The Victoria and Albert Museum in London has scored a victory with its exhibition "David Bowie is..." for elucidating what many have probably always suspected: David Bowie is a bit of a Japanophile.

From the kabuki-inspired costumes for Bowie's early 1970s alien stage character, the famed Ziggy Stardust, to a page of notes mentioning a Japanese restaurant and hotel as sets for Nicolas Roeg's 1976 film "The Man Who Fell to Earth," in which Bowie played the role of yet another alien named Jerome Newton, there is no shortage of evidence of Japanese associations in Bowie's artistry.

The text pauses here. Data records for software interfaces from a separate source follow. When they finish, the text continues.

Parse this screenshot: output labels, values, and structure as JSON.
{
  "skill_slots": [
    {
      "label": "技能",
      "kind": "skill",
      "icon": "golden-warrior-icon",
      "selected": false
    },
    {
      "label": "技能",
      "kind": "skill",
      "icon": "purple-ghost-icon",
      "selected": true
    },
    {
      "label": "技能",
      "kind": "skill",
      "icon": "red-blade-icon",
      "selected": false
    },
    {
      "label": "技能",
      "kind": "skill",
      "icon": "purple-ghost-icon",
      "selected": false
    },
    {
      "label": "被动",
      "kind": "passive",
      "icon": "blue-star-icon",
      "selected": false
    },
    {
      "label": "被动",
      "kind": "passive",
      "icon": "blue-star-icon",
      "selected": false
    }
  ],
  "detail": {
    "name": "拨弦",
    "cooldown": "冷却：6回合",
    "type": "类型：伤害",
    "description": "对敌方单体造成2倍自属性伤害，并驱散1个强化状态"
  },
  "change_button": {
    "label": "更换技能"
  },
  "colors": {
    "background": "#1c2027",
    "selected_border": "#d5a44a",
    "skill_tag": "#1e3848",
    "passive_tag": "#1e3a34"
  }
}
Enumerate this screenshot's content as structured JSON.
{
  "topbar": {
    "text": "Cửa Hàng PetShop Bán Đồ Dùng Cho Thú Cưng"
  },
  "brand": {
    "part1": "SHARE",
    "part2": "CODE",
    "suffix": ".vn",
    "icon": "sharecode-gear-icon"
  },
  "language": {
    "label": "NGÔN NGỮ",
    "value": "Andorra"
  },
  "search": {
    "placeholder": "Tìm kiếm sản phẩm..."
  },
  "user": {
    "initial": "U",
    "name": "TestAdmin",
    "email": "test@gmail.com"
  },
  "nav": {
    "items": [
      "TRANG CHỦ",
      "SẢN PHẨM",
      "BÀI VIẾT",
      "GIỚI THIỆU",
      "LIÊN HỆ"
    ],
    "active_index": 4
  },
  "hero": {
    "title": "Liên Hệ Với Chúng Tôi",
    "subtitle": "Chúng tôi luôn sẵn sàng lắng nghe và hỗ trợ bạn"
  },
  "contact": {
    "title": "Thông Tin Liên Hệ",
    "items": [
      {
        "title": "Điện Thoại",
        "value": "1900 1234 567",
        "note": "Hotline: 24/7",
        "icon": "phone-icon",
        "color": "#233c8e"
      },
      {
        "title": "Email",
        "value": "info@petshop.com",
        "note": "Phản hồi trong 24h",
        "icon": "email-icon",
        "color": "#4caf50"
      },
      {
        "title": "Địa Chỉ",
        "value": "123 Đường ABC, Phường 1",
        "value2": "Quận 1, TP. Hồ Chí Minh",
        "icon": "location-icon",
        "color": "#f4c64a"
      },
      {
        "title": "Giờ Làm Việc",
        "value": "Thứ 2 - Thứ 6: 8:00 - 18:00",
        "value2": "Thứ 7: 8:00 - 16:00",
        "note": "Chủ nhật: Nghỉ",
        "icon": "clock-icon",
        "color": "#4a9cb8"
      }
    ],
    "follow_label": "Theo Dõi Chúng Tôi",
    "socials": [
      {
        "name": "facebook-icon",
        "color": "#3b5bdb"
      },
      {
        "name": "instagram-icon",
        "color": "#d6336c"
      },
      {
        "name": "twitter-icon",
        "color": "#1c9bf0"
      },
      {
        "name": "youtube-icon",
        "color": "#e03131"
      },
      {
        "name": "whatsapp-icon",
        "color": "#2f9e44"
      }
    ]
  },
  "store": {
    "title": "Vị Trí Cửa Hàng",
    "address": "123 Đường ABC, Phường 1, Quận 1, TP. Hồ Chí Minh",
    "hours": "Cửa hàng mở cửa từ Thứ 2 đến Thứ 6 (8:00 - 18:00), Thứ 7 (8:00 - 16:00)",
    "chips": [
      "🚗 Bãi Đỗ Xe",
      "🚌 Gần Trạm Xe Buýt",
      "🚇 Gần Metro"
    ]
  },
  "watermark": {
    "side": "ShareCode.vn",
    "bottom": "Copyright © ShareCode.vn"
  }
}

Having shared with the museum aspects of my research on the influence of Japonism on Bowie's stage costuming, and participated in the museum's Bowie Weekender of events in April as well as lecturing at the first Bowie Symposium last October at the University of Limerick in Ireland, I entered the V&A's exhibition space two months ago and came face to face with "Tokyo Pop Jumpsuit" designed by Kansai Yamamoto. The zig-zag-stitched Ziggy Stardust jumpsuit is a "tear-away" costume as is much kabuki theater wear. And this story of Bowie's "turning Japanese" continues throughout the exhibition.